Reprinted from the FT – 03/07/2020

Anglo-Dutch group is the latest to slash forecast for energy prices. Shell has vowed to ‘adapt to ensure the business remains resilient’. Royal Dutch Shell will slash up to $22bn from the value of its assets as the oil major warned coronavirus would deal a lasting blow to demand energy products and the global economy. The Anglo-Dutch group cut its oil and gas price outlook, vowing to “adapt to ensure the business remains resilient”.

The company said lower prices would lead to post-tax, non-cash impairment charges of $15bn to $22bn in the second quarter. Its shares dropped roughly 1.5 per cent in morning trading on Tuesday. Shell’s move follows a similar announcement this month by BP, indicating growing awareness among executives at the biggest energy companies that tens of billions of dollars’ worth of oil, gas and refining assets could be rendered economically unviable. Shell, like the wider energy industry, has been rocked by the pandemic. It cut its dividend for the first time since the second world war just as its earnings fell by half because of a collapse in energy demand and prices.

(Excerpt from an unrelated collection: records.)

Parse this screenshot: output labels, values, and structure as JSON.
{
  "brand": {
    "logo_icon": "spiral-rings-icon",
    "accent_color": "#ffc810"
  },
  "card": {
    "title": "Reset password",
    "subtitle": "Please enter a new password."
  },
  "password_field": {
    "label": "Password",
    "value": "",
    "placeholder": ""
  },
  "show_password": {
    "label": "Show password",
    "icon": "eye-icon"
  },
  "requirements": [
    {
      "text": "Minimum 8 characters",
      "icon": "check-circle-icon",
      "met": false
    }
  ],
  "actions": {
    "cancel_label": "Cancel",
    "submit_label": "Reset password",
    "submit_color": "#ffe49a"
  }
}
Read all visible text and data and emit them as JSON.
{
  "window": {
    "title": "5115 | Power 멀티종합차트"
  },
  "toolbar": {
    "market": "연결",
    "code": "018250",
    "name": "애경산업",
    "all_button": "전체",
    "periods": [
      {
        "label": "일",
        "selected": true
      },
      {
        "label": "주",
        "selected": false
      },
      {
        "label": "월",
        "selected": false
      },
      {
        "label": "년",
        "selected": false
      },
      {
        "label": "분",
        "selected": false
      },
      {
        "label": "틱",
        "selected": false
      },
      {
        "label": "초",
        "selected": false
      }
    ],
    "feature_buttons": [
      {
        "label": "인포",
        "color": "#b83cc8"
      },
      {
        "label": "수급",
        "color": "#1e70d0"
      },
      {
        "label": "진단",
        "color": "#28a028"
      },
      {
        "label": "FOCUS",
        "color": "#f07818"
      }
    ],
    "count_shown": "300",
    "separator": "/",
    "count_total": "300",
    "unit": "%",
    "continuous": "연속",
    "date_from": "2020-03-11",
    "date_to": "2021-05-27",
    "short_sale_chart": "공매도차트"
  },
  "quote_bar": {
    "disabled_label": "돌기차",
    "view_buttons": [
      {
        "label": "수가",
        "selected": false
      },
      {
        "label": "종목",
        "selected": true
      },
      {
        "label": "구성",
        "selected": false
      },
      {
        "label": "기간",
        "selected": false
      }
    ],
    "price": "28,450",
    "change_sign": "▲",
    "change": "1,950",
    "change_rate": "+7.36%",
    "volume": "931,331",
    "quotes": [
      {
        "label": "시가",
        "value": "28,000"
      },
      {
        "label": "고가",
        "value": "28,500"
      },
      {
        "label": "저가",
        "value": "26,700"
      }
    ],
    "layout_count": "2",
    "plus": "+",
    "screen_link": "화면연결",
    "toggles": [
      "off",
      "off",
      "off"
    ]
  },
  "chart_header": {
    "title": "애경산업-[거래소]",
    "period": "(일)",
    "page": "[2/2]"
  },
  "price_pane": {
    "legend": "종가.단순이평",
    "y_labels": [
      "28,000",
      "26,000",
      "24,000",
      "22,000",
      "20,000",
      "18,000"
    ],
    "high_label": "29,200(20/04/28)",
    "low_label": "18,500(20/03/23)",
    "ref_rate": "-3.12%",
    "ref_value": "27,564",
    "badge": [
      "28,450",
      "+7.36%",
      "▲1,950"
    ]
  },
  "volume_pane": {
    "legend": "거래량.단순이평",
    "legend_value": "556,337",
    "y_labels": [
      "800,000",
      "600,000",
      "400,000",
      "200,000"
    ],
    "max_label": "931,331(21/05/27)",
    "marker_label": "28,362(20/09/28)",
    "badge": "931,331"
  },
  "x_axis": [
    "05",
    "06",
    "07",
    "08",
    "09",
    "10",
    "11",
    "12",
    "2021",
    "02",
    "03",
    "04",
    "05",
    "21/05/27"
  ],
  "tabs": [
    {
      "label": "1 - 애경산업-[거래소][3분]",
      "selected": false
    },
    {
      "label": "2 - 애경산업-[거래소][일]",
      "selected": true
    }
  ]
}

Energy executives and analysts increasingly believe the pandemic will not only stall demand for oil and gas for a prolonged period but also accelerate the global shift towards cleaner fuels. Shell announced plans in April to become a net-zero emissions energy business and is undertaking a review of its organisational structure in light of its new ambitions. It said on Tuesday it expected Brent crude prices of $50 a barrel in 2022, down from its previous $60 forecast, and Henry Hub US gas prices of $2.50 per million British thermal units, down from $3. After 2023 it expects long-term oil prices at $60 and gas at $3, in line with its earlier expectations. “These price decks are now sensible as they were too aggressive beforehand,” said Colin Smith at Panmure Gordon.

“Longer term, the world is not short of resources versus consumption that would be in line with the Paris climate goals.” “The impairments from BP and Shell together with the lower price decks sharpen the question of where future growth and returns are going to come from as they lean into the energy transition,” said Mr. Smith.

Big Oil faces up to a future beyond petroleum Shell’s gas business, in which it has invested heavily following the $53bn acquisition of BG Group in 2016, will take the biggest impairment hit at $8bn to $9bn. Its oil exploration and production business will take charges of $4bn to $6bn, while impairments in its products and refining business will be $3bn to $7bn. The impairments are expected to increase gearing — defined by Shell as net debt as a percentage of total capital — by 3 per cent. Ben van Beurden, the chief executive, told reporters in April the coronavirus cash crunch was forcing the company to balance short-term financial needs with long-term goals.

In addition to slashing the dividend by two-thirds, it has suspended its share buyback programme and dramatically reduced capital expenditure and operating costs, while issuing new debt. Shell, which will release its second-quarter results on July 30, has previously said that for every $10 a barrel movement in Brent crude, cash flows are dented by $6bn.